* EXERCISE PROMPT *
Scan the data below and pick out the lines containing the word "interface".

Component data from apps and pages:

============

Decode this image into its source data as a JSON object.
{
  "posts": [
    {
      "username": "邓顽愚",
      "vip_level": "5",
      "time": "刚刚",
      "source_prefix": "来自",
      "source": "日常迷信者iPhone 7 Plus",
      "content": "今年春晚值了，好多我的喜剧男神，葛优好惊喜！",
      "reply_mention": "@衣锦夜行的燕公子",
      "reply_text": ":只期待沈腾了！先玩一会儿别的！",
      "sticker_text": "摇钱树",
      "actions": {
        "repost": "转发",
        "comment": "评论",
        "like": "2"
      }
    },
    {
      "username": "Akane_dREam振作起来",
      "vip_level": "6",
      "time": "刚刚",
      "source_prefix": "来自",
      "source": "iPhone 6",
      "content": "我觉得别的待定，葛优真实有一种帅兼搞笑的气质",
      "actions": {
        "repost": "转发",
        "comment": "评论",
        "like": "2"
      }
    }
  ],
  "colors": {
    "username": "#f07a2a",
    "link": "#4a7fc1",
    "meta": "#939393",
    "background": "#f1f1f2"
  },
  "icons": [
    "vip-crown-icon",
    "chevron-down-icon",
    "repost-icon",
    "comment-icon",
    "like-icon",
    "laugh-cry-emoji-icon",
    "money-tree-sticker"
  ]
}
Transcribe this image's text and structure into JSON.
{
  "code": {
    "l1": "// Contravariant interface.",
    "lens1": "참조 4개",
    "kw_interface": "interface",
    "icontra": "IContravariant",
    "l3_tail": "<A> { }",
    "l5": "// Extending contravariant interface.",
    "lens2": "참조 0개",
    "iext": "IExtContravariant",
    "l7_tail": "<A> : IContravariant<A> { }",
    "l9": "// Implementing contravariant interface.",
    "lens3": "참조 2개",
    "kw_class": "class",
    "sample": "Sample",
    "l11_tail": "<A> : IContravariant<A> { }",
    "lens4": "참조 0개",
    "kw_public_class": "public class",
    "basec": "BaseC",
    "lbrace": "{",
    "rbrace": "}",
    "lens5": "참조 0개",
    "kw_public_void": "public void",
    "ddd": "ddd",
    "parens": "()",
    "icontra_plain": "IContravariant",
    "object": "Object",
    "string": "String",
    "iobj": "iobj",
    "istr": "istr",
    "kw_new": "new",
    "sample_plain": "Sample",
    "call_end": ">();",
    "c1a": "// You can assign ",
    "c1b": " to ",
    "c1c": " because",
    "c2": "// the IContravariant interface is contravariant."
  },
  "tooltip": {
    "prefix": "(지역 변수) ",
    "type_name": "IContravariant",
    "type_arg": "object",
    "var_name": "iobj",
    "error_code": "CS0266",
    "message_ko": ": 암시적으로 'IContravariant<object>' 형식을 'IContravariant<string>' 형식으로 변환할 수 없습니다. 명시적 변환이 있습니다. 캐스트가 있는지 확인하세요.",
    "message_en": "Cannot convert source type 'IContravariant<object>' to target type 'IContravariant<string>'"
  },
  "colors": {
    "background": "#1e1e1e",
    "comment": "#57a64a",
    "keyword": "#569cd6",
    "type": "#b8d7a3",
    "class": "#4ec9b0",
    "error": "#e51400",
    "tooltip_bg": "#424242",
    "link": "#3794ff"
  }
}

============

* RESULT OF THE EXERCISE *
    "l1": "// Contravariant interface.",
    "kw_interface": "interface",
    "l5": "// Extending contravariant interface.",
    "l9": "// Implementing contravariant interface.",
    "c2": "// the IContravariant interface is contravariant."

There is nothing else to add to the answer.